Norfolk economic recovery gathering strength, but risks remain

  • BCC’s Quarterly Economic Survey for Q2 2013 shows further progress, with many of the key balances in Norfolk stronger than in Q1 2013.
  • Manufacturing export orders figure in Norfolk exceeded the balances of both the East of England and the overall national figure.
  • Service export orders, despite a small drop is still showing a strong balance, which continues to be higher than the national level.
  • Norfolk business remains resilient, and confidence is rising, despite most balances remaining below their pre-recession levels in 2007
  • Caroline Williams: “The sheer strength of our export balances shows that companies have untapped potential to expand. It must be recognised that recovery will only be turbo-charged if we can create a truly enterprise-friendly economy in Norfolk.”

The British Chambers of Commerce’s Quarterly Economic Survey (QES) released today (Tuesday) shows that the economy has made further progress, but that there are still some risks at home and abroad that could derail the recovery. The new survey, made up of responses from over 7,400 businesses, shows that many key balances strengthened in Q2 2013 compared with the previous quarter.

The export levels remain strong, with manufacturing export orders figures showing a strong increase which exceeds not only the East of England levels, but the national figures as well.  The service export orders, despite a small drop, still showed a strong balance, which was matched by the East of England figures and exceeded the national total.  It is encouraging that, despite the dip in employment levels from the last quarter, both sectors are expecting to recruit more staff over the next 3 months.  Despite these welcome improvements, it is disappointing that cashflow remains weak and the service investment balances fell in the quarter.

The findings suggest that the economy will continue to strengthen gradually over the next year, with growth slowly improving. The results also demonstrate resilience among Norfolk businesses, who continue to feel confident and are looking to invest and increase exports this year.

Key Norfolk findings in the Q2 2013 BCC survey:

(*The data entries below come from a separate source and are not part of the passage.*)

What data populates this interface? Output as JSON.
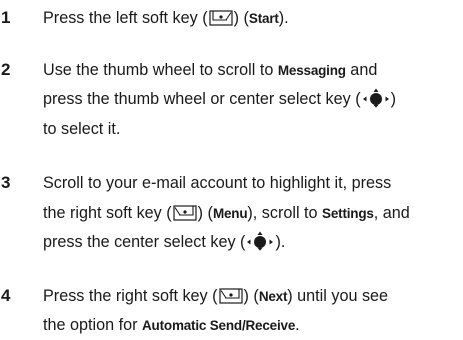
{
  "steps": [
    {
      "number": "1",
      "lines": [
        {
          "segments": [
            {
              "t": "Press the left soft key ("
            },
            {
              "icon": "left-soft-key-icon"
            },
            {
              "t": ") ("
            },
            {
              "b": "Start"
            },
            {
              "t": ")."
            }
          ]
        }
      ]
    },
    {
      "number": "2",
      "lines": [
        {
          "segments": [
            {
              "t": "Use the thumb wheel to scroll to "
            },
            {
              "b": "Messaging"
            },
            {
              "t": " and"
            }
          ]
        },
        {
          "segments": [
            {
              "t": "press the thumb wheel or center select key ("
            },
            {
              "icon": "center-select-key-icon"
            },
            {
              "t": ")"
            }
          ]
        },
        {
          "segments": [
            {
              "t": "to select it."
            }
          ]
        }
      ]
    },
    {
      "number": "3",
      "lines": [
        {
          "segments": [
            {
              "t": "Scroll to your e-mail account to highlight it, press"
            }
          ]
        },
        {
          "segments": [
            {
              "t": "the right soft key ("
            },
            {
              "icon": "right-soft-key-icon"
            },
            {
              "t": ") ("
            },
            {
              "b": "Menu"
            },
            {
              "t": "), scroll to "
            },
            {
              "b": "Settings"
            },
            {
              "t": ", and"
            }
          ]
        },
        {
          "segments": [
            {
              "t": "press the center select key ("
            },
            {
              "icon": "center-select-key-icon"
            },
            {
              "t": ")."
            }
          ]
        }
      ]
    },
    {
      "number": "4",
      "lines": [
        {
          "segments": [
            {
              "t": "Press the right soft key ("
            },
            {
              "icon": "right-soft-key-icon"
            },
            {
              "t": ") ("
            },
            {
              "b": "Next"
            },
            {
              "t": ") until you see"
            }
          ]
        },
        {
          "segments": [
            {
              "t": "the option for "
            },
            {
              "b": "Automatic Send/Receive"
            },
            {
              "t": "."
            }
          ]
        }
      ]
    }
  ]
}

  • Norfolk manufacturing export figures remain strong, with both sales and orders increasing this quarter.
  • Service sector export balances in Norfolk dipped but are still showing robust figures, which are considerably higher than the national levels.
  • Both sectors have tried to recruit over the last 3 months and both are forecasting more recruitment over the next 3 months.
  • The manufacturing sector’s business confidence in both their turnover and profitability has increased and they are investing in plant and machinery and training.
  • The service sector’s business confidence has dipped, which is also reflected in their lack of investment in plant, machinery and training.
  • Cashflow remained weak for both sectors, with the negative figure for manufacturing falling still further from a negative position of -7% to -17%.  The service sector fell from 0% to -11%.
  • Overall, the Q2 results support our view that the economy will gradually strengthen over the next year, but many challenges remain.

Commenting on the results, Caroline Williams, CEO Norfolk Chamber of Commerce, said:

“Despite gloomy media headlines in recent months, our economic survey once again shows increased, but cautious business confidence. Norfolk firms are determined to make progress.

“It is incredibly encouraging to see export deliveries reach high levels, and the expected upturn in employment balances is reassuring in spite of the risks at home and abroad. However the falls in the service investment balances and the weak cashflow balances in both sectors are a warning that economic growth could be slow, and a reminder that a sustained upturn cannot be taken for granted. For these reasons, business access to finance, and working capital in particular, must be assured.

“Norfolk firms are doing their utmost to drive recovery. The sheer strength of our export balances shows that companies have untapped potential to expand. It must be recognised that recovery will only be turbo-charged if we can create a truly enterprise-friendly economy here in the Norfolk. That, in turn, requires more support for exporters seeking to enter new markets, far more action on finance for growing companies, and support and commitment from the government to enabling the private sector to generate wealth and prosperity.

Share this

Gold Patrons